Tips for Dealing with a Female Dog in Heat
- Know what you're dealing with. Bitches generally reach sexual maturity between 6 and 18 months of age. Spaying at or before the six month mark will, in most cases, allow you to avoid having your dog go into heat. If it's too late for that, then you should know how to recognize the different stages of the heat cycle. Proestrus, when the vulva swells and the bloody discharge begins, lasts roughly nine days. Estrus, the period during which the female ovulates and beomes receptive to males attempting to mate, can last much longer. The dog will frequently continue to bleed through estrus. Proestrus and estrus combined can last anywhere from 5 to 21 days, depending on the dog. Diestrus, the period following estrus, during which the dog's girly parts and hormone levels return to normal (as long as she is not pregnant), can last two to three months. Many vetrinarians do not recommend spaying until the diestrus period has ceased. Anestrus is the four to five month period during which the female is "normal" and doesn't like boys.
- Protect your bitch in heat. Never let her outdoors off leash or leave her outside without supervision. Male dogs can smell a pretty girl (or even an ugly one) in heat from a distance of up to five miles, and they don't tend to be very discriminating. Jack and I were both miffed to find all kinds of other boy dogs on our property while his sister smelled nice. My husband thought it was funny.
- Buy your princess some pretty panties. These will let her frolic in the house without bleeding on your favorite rugs, couches, bedding, etc. Lay in a supply of regular human panty liners, and give her a fresh one, as needed. When your dog is crated, she will not need the panties, as most female dogs will tend to keep themselves and their dens clean.
- Be patient. Just like human women get PMS, so do girl dogs, and they can't take Midol. Your girl's hormones are all over the place, and she may become a little agitated. Love her, but watch out for signs of aggression.
If you have any questions or concerns about your female dog in season, contact your local vetrinarian or animal shelter for information and advice.

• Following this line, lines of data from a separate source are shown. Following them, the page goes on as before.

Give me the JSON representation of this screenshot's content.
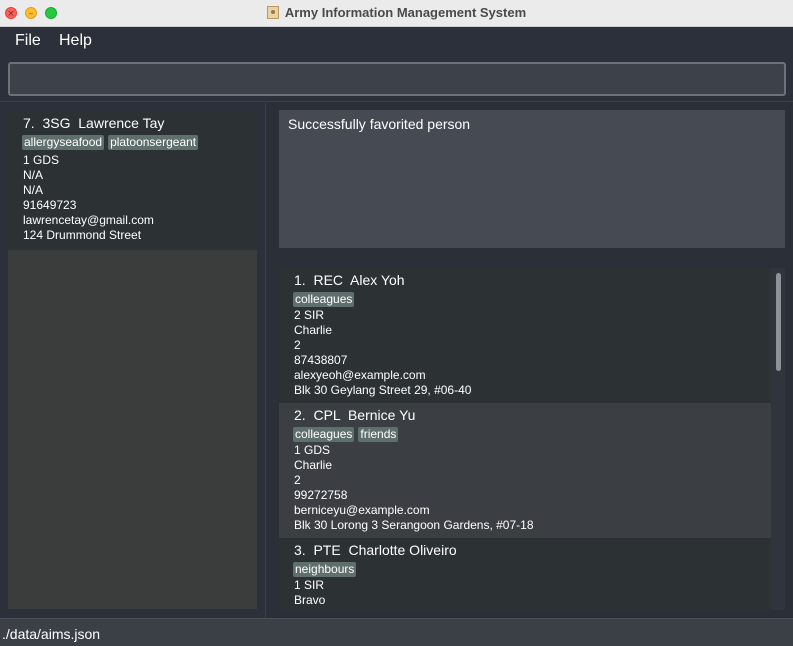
{
  "window": {
    "title": "Army Information Management System"
  },
  "menu": {
    "file": "File",
    "help": "Help"
  },
  "command": {
    "value": ""
  },
  "result": {
    "message": "Successfully favorited person"
  },
  "pinned": [
    {
      "index": "7.",
      "rank": "3SG",
      "name": "Lawrence Tay",
      "tags": [
        "allergyseafood",
        "platoonsergeant"
      ],
      "unit": "1 GDS",
      "company": "N/A",
      "platoon": "N/A",
      "phone": "91649723",
      "email": "lawrencetay@gmail.com",
      "address": "124 Drummond Street"
    }
  ],
  "persons": [
    {
      "index": "1.",
      "rank": "REC",
      "name": "Alex Yoh",
      "tags": [
        "colleagues"
      ],
      "unit": "2 SIR",
      "company": "Charlie",
      "platoon": "2",
      "phone": "87438807",
      "email": "alexyeoh@example.com",
      "address": "Blk 30 Geylang Street 29, #06-40"
    },
    {
      "index": "2.",
      "rank": "CPL",
      "name": "Bernice Yu",
      "tags": [
        "colleagues",
        "friends"
      ],
      "unit": "1 GDS",
      "company": "Charlie",
      "platoon": "2",
      "phone": "99272758",
      "email": "berniceyu@example.com",
      "address": "Blk 30 Lorong 3 Serangoon Gardens, #07-18"
    },
    {
      "index": "3.",
      "rank": "PTE",
      "name": "Charlotte Oliveiro",
      "tags": [
        "neighbours"
      ],
      "unit": "1 SIR",
      "company": "Bravo"
    }
  ],
  "status": {
    "path": "./data/aims.json"
  },
  "colors": {
    "background": "#2b303a",
    "card_dark": "#2c3134",
    "card_light": "#3b3f43",
    "tag": "#5e6f6c",
    "result_box": "#464a52"
  },
  "icons": {
    "close": "close-icon",
    "minimize": "minimize-icon",
    "maximize": "maximize-icon",
    "app": "app-icon"
  }
}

Also, please remember that, unless you are a professional breeder, spaying or neutering your pet is the safest way to avoid unplanned breedings that may result in unwanted puppies, or puppies who are predisposed to health issues.